PROVIDED DATA Start Marker
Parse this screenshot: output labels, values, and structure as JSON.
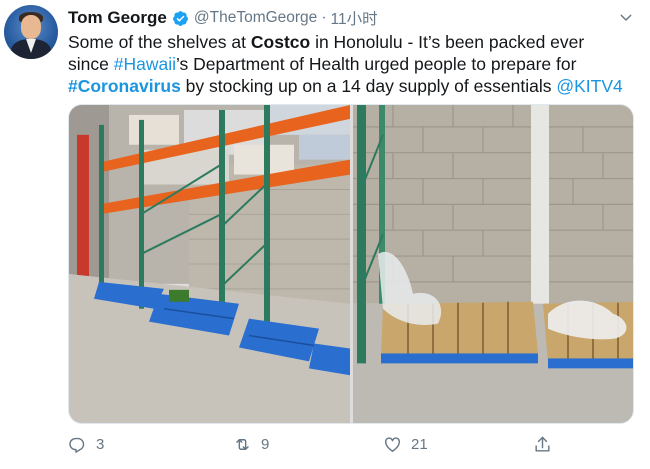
{
  "author": {
    "name": "Tom George",
    "handle": "@TheTomGeorge",
    "separator": "·",
    "time": "11小时"
  },
  "tweet": {
    "l1a": "Some of the shelves at ",
    "l1b": "Costco",
    "l1c": " in Honolulu - It’s been packed ever",
    "l2a": "since ",
    "l2b": "#Hawaii",
    "l2c": "’s Department of Health urged people to prepare for",
    "l3a": "#Coronavirus",
    "l3b": " by stocking up on a 14 day supply of essentials ",
    "l3c": "@KITV4"
  },
  "actions": {
    "reply_count": "3",
    "retweet_count": "9",
    "like_count": "21"
  },
  "icons": {
    "avatar": "avatar",
    "verified": "verified-badge-icon",
    "menu": "chevron-down-icon",
    "reply": "reply-icon",
    "retweet": "retweet-icon",
    "like": "heart-icon",
    "share": "share-icon"
  },
  "colors": {
    "link": "#1b95e0",
    "muted": "#657786",
    "rack_orange": "#e8641e",
    "rack_green": "#2e7a5e",
    "pallet_blue": "#2a6fd0"
  }
}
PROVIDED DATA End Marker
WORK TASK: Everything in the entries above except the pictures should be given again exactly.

TASK SOLUTION:
Parse this screenshot: output labels, values, and structure as JSON.
{
  "author": {
    "name": "Tom George",
    "handle": "@TheTomGeorge",
    "separator": "·",
    "time": "11小时"
  },
  "tweet": {
    "l1a": "Some of the shelves at ",
    "l1b": "Costco",
    "l1c": " in Honolulu - It’s been packed ever",
    "l2a": "since ",
    "l2b": "#Hawaii",
    "l2c": "’s Department of Health urged people to prepare for",
    "l3a": "#Coronavirus",
    "l3b": " by stocking up on a 14 day supply of essentials ",
    "l3c": "@KITV4"
  },
  "actions": {
    "reply_count": "3",
    "retweet_count": "9",
    "like_count": "21"
  },
  "icons": {
    "avatar": "avatar",
    "verified": "verified-badge-icon",
    "menu": "chevron-down-icon",
    "reply": "reply-icon",
    "retweet": "retweet-icon",
    "like": "heart-icon",
    "share": "share-icon"
  },
  "colors": {
    "link": "#1b95e0",
    "muted": "#657786",
    "rack_orange": "#e8641e",
    "rack_green": "#2e7a5e",
    "pallet_blue": "#2a6fd0"
  }
}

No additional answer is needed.